If you have a walk-in shower or are considering having one put in, one of the many decisions will be whether or not to go curbless. A curbless shower is exactly what it sounds like; a shower with no curb, creating a seamless transition throughout the entire bathroom. The floor is, of course, sloped downwards to allow the water to flow down the drain, which prevents it from spilling out onto the floor and throughout the space. This design will typically require a linear drain.

One reason curbless showers have become a rising trend is their wheelchair accessibility, making it easier to navigate for older and disabled people who may worry about tripping over a high step. But whether it's right for your bathroom or not will depend on several factors, including your personal needs and design preference.

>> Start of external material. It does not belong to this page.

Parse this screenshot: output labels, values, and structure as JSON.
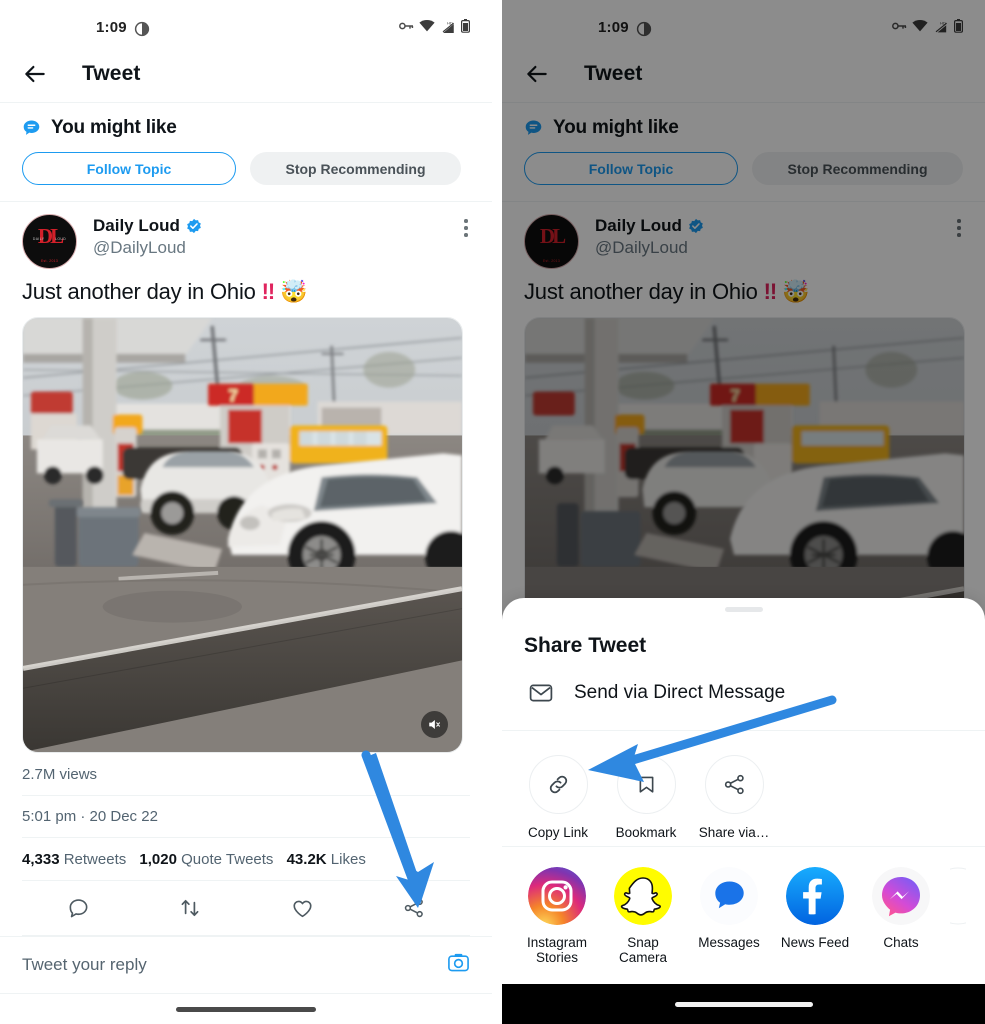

We've put the pros and cons together to help you make an educated decision.

The benefits of a curbless shower

One of the biggest reasons to ditch the curb is aesthetics. If you have a tiled bathroom, a curbless shower creates continuity throughout the entire space. The finished look has a modern, spacious feel and cohesive design you simply have to admire. If you have a small bathroom, a curbless shower can open it up by eliminating visual breaks. And although many different materials and designs are available, they are often made entirely of glass, giving the bathroom an ultra-chic vibe.

Curbless showers are easier to clean, as you can easily transition from the floor to the shower, and there are fewer nooks and crannies to scrub soap scum out of. This is a big plus! The curbless walk-in shower is extremely functional and can even be with or without a door. There are multiple customizations and upgrades that work in harmony with their structure. If you're considering a wet room design, a curbless shower is a great start. 

The disadvantages of a curbless shower

As with all things good, there are also a few disadvantages to consider. For one thing, they are less private, which can certainly take a bit of adjustment. For some, the open design is just a little too open for comfortability. And since one of the big draws of curbless showers is the seamless aesthetic, using frosted glass or curtains isn't a compatible option. Another concern is that you might notice more heat escapes with this design, resulting in colder showers.

Additionally, the possibility of water escaping the shower is a concern, especially with doorless models. It's easy to splash water outside the enclosure while showering, and if you're not careful, you could end up with a slippery mess. It will be important to be sure you have it installed by a reputable contractor so these worries are kept to a minimum. Lastly, the cost is higher than a curbed shower, typically running around $500 to $700 more.